For Strong Overall Health, Try Strength Training

 

Strength training doesn’t just mean heavy weights for bulky muscles, it’s anything to do with lifting weights to maintain or improve your health—at any age. And even though research shows that your bone density begins to decrease around the age of 40, it is something that can be combated by simply staying active and doing some light weight training. To go along with strengthening your bones, strength training also helps with:

  • Heart health
  • Strengthening muscles
  • Losing weight
  • Improving balance
  • Improving posture

The older you get the more important some of these things are, especially in people that suffer from heart problems or arthritis. More importantly, strength training can reduce your likelihood of falling by as much as 40%.

The beauty of training to maintain your health instead of gaining muscle is that it’s not an everyday event. It’s recommended that adults engage in strength training two or three times per week with the added benefit that many exercises can be done at home. Some of the most common being:

Another difference between heavy and light weightlifting is the reduced risk of injury that comes with lifting light weights. You’ll also be improving your endurance when doing 15-20 reps with light weights as opposed to 8-12 reps with heavy weights.
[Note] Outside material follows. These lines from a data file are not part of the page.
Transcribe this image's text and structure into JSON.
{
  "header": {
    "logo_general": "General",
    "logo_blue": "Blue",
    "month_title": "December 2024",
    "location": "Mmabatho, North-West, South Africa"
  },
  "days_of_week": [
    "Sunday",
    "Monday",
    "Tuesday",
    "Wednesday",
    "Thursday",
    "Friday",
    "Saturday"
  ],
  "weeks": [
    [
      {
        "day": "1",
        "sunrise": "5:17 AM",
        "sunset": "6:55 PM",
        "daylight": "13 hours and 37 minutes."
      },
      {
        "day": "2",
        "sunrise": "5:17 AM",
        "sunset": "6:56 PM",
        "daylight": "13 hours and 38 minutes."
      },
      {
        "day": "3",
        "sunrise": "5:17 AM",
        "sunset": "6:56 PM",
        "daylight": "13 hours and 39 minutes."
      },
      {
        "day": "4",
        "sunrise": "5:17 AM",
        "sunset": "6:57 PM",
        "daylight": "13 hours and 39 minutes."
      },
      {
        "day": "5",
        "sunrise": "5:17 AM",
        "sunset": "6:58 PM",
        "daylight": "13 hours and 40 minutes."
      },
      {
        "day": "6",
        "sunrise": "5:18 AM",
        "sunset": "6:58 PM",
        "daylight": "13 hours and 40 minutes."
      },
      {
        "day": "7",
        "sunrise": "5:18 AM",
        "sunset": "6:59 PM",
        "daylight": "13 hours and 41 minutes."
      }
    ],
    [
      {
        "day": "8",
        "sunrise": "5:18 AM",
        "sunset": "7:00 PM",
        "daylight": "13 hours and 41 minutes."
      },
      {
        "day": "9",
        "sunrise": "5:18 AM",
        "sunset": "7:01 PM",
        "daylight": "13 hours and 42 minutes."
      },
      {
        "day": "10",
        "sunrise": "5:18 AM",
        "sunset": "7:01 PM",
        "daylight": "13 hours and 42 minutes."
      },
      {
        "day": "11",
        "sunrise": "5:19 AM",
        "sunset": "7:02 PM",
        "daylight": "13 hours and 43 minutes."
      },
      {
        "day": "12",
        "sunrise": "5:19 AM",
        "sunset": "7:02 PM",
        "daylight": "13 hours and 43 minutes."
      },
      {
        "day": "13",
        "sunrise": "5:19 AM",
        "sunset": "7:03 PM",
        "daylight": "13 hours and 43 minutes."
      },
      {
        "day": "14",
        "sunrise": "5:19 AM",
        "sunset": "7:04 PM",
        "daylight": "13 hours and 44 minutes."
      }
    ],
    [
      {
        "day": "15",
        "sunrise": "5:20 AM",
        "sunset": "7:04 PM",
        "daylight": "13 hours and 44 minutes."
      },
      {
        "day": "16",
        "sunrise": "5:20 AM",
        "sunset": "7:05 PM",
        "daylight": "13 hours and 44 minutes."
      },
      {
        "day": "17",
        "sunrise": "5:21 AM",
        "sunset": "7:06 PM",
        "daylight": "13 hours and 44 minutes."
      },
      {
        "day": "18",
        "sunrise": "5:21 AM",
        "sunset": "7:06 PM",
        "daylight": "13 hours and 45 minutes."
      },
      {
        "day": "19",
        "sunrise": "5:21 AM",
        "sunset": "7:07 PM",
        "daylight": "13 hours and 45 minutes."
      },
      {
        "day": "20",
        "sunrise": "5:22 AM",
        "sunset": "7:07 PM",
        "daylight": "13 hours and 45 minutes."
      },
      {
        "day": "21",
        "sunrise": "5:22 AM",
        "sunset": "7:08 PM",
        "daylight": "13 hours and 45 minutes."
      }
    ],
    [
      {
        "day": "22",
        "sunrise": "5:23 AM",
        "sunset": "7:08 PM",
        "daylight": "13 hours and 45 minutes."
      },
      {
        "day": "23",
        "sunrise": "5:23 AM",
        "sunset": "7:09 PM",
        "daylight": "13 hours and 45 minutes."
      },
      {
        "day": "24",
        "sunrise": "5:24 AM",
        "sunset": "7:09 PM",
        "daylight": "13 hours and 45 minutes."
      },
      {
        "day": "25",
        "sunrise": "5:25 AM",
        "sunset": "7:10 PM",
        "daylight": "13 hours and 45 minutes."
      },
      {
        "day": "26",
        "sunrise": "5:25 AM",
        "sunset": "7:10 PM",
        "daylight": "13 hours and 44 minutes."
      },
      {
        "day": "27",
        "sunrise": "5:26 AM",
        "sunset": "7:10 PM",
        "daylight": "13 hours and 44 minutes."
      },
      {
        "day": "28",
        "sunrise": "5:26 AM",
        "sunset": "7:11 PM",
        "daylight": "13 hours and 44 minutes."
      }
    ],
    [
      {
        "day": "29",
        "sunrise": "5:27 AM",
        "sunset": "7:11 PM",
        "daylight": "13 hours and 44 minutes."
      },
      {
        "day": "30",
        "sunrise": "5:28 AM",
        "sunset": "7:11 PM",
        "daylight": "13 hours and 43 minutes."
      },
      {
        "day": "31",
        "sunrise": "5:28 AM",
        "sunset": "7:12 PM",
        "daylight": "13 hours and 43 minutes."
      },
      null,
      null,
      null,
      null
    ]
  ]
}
While you may not have the perfect beach bod when summer rolls around, light weightlifting does help tone your body while adding strength and improving your overall health.